Some of you may have noticed, I have changed the title of this blog from “FPGA Technology and Embedded Software IP in Power Electronics Apps” to “Embedded Software IP & Technology Transfer in Power Electronics Apps” (check the top of the screen). What has happened?
This blog began while I was still doing my PhD. in the field of FPGA-based motor drives in 2008 and lots of time has passed since then. With the recent acquisition of Altera by Intel, we can now think that FPGAs are now “mainstream” chips and their particularity is not that distant with other chips used for embedded computing on the market (as it used to be), other that you have some logic fabric on which you can design custom VHDL functions to work as peripherals to a processor (soft processor like NIOS II on the FPGA fabric or hard processor such as ARM on the chip itself aside the FPGA fabric). Of course this makes them special and unique to develop new type of applications – that you can’t do with other chips like DSPs and MCUs – but from the point of view of the embedded system design, especially with SoCs, they are not the “bizarre” chips anymore only reserved to old electrical engineers thinking only in VHDL.
That being said, the continuity with this blog is still “embedded software IP”. This is still a passion for me because, I am still amazed how the complexity of embedded software design is still ignored in the process of designing electronic products.

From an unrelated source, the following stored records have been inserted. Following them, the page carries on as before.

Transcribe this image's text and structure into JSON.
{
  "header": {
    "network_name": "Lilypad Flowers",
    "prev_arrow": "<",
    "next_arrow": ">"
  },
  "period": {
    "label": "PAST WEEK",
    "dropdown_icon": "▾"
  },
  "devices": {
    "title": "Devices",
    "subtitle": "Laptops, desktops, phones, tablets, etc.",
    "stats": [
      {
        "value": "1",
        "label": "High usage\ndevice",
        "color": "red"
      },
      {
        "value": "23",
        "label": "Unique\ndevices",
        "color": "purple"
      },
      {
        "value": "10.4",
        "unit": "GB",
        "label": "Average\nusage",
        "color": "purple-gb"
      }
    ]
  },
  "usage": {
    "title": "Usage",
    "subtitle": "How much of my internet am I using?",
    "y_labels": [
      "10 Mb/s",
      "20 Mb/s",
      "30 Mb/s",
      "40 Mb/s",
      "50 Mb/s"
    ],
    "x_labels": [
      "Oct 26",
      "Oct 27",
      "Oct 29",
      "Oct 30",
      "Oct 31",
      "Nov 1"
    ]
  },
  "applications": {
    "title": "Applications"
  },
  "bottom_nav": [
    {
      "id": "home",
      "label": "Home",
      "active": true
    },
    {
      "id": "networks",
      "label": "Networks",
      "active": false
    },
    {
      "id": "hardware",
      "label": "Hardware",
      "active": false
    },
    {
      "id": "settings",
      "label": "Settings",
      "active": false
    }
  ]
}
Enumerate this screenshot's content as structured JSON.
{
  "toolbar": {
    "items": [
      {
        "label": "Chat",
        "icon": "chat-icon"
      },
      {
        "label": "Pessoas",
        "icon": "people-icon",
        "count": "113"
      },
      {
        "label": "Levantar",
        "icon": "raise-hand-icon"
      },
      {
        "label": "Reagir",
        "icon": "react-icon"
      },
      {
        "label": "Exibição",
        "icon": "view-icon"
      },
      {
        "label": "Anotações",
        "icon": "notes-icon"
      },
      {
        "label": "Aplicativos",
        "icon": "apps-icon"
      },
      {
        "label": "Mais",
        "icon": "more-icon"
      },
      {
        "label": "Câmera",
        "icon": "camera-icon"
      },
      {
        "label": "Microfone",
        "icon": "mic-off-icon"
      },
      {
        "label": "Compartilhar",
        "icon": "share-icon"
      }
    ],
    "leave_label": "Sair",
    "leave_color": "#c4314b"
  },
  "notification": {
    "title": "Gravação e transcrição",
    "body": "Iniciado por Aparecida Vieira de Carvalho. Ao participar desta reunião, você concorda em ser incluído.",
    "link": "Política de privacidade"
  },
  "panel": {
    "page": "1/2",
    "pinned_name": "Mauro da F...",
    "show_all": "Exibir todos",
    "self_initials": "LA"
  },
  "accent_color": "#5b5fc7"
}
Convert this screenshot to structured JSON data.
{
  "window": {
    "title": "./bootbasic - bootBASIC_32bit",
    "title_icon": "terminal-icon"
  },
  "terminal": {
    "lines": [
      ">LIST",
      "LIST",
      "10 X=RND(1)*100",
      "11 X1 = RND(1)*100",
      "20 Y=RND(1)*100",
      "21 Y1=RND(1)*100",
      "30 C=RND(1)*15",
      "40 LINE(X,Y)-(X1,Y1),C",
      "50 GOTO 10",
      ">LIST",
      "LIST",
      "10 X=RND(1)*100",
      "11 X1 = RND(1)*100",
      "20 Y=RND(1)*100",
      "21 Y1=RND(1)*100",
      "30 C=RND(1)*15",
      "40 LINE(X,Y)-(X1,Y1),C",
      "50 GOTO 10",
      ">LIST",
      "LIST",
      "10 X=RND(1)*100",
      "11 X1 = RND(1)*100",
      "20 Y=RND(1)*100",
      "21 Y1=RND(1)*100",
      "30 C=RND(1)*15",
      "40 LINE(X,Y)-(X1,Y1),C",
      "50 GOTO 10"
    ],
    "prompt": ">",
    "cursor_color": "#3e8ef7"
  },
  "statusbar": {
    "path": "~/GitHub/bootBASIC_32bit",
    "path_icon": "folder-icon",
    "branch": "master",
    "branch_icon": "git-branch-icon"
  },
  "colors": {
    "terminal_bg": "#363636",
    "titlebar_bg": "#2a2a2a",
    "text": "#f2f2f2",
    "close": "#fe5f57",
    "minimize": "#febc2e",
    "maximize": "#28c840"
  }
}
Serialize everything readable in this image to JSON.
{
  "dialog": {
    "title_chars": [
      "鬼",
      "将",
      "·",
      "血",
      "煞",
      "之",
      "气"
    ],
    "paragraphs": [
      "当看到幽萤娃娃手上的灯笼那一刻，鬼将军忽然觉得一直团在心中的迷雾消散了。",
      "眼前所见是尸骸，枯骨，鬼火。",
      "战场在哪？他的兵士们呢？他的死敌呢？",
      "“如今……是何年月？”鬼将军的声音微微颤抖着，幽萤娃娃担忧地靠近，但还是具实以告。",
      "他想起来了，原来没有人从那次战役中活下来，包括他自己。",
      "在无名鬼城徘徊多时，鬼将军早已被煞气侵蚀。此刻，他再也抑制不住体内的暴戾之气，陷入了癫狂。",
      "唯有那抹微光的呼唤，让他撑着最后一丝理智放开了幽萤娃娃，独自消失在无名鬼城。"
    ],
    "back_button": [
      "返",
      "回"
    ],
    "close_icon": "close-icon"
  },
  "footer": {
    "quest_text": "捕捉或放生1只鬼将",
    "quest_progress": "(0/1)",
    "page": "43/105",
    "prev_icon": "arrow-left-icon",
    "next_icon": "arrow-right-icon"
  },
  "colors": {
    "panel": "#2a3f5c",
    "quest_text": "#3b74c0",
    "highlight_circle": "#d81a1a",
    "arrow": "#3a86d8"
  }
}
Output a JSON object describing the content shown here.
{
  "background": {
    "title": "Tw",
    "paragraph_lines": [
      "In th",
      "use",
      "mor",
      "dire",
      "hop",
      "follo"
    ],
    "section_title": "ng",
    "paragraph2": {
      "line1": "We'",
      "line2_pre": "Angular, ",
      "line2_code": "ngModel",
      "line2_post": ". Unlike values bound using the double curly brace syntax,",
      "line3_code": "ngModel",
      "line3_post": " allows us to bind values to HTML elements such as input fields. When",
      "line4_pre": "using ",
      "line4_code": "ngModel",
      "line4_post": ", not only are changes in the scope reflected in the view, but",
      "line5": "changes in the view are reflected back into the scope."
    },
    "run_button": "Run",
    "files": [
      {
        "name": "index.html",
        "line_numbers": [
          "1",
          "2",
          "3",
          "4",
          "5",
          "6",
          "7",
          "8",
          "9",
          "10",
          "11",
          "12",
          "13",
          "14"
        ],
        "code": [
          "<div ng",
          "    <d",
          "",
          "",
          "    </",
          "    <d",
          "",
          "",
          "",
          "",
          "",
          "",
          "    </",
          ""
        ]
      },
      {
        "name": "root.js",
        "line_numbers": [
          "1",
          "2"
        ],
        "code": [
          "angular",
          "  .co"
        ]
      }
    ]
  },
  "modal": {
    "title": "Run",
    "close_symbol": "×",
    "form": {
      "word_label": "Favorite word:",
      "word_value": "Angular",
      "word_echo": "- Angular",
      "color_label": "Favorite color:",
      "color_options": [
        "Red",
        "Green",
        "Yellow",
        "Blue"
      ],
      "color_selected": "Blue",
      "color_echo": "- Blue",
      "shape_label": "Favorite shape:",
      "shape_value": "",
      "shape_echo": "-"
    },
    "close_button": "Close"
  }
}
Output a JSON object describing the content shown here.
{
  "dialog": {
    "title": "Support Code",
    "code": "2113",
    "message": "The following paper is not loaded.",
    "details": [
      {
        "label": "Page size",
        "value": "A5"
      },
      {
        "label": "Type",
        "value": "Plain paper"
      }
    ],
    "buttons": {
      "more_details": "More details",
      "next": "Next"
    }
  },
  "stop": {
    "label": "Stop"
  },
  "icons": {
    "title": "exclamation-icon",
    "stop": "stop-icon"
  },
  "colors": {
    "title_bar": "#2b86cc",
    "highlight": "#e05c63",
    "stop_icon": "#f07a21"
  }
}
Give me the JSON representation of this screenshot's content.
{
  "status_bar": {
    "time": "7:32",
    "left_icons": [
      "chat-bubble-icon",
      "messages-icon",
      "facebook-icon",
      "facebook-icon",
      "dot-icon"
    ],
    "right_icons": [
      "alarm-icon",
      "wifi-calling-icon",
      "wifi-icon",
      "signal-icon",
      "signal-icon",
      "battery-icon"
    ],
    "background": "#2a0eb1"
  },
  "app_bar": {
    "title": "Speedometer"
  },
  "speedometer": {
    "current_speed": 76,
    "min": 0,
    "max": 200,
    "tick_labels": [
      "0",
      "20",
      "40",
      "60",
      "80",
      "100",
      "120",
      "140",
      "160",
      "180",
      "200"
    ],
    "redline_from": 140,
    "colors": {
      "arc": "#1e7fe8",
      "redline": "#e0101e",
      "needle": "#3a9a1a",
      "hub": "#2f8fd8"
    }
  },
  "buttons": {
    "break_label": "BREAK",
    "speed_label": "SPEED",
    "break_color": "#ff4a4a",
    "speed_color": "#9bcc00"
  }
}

Embedded software development for mobile phones, i.e. the “apps”, is very well developped and organized but it is pretty much complicated in all other applications where the electronic part is custom. There is still a lot of “electrical engineering” mentality in the approach of designing software for those applications and this is especially true for industrial/power electronics applications.
Because embedded software is so linked with innovation, i.e. little/no value in the hardware and most/all the value in the software, I have shifted the focus of this blog on the other side: on process of getting true innovation from labs to market, also known as “technology transfer“. This is where it connects with “intellectual property”, i.e. invention, patents, etc. By learning the process of how to really leverage existing intellectual property, a designer can really improve his productivity in developping new products. The designer embracing technology transfer is like the software engineer that learns to reuse existing code and build his application on the top of it (very productive), rather than building everything from scratch (not productive). For me, technology transfer is like “code reuse 2.0”.
Hence, at that time of the year I used to write a review of what happened in the field of FPGA, especially for power electronics applications. I won’t do it this year. I may come back next year with a similar idea. Meanwhile, I hope you will like this blog’s “new flavor”. Feel free to let me know what you think !